Sep 11 2010
I was reading another person’s blog entry where they were talking about their upcoming cancer treatment, and how daunting and time consuming the process of Not-Dying was, even though there wasn’t a better alternative. Some — I hope well-meaning — ignorant buffoon left the following comment:
“Be grateful. Your children will not have to visit your grave to bring you Mother’s Day flowers before they finish Gymnasium.”
And I couldn’t even finish reading the rest of the comments, I was so instantly mad.
Unless you yourself have HAD CANCER, don’t presume you have a clue of the maelstrom of internal emotions, often simultaneously conflicting, that someone in that state is going through. Do not think that your clever and witty sops of advice aren’t something they haven’t thought of or heard (or both) before, usually from an exhaustive number of angles. You do NOT have permission to attempt any passive-aggressive guilt trip around “but think of the children!” or any other admonishments. If you are a big enough asshole to think that someone with cancer with children isn’t thinking of them nearly every waking minute, do yourself a favor and keep your mouth shut so that the whole world doesn’t know you’re a jerk.

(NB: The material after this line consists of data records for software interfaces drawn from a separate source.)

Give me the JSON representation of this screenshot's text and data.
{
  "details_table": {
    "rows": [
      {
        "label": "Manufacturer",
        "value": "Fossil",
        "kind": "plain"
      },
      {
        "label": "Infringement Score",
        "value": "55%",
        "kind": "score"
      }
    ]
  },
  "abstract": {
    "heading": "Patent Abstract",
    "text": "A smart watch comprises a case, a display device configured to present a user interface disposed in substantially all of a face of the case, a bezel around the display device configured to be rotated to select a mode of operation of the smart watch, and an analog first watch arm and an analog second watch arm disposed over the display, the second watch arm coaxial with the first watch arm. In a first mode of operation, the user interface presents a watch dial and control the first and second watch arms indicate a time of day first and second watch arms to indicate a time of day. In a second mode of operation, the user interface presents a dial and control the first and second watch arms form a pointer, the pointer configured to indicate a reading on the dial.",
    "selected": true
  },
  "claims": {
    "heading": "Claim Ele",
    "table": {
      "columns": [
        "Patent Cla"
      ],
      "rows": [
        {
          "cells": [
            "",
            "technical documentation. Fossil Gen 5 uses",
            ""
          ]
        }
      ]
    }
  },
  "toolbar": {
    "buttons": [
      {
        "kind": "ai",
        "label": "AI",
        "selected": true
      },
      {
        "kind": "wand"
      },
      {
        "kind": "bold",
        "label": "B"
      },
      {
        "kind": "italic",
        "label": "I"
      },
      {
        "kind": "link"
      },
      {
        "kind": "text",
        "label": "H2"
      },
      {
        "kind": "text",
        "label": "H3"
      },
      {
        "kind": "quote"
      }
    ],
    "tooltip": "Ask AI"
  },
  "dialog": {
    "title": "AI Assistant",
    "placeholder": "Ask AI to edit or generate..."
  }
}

And never, ever, tell me to be grateful about the choice between heavy-metal poisoning or death. I might be glad to be alive, glad that medical technology is as advanced as it is, glad to have the opportunity for more life, but the means to that end are some of the most unpleasant activities a person can put themselves through and NOT die. Cancer is ugly, and terrible, and affects concentric circles of lives each time it hits. You do not get to disempower anyone going through it or near it from the fullness of their emotional experiences by deciding which emotions are allowed in your presence and which aren’t.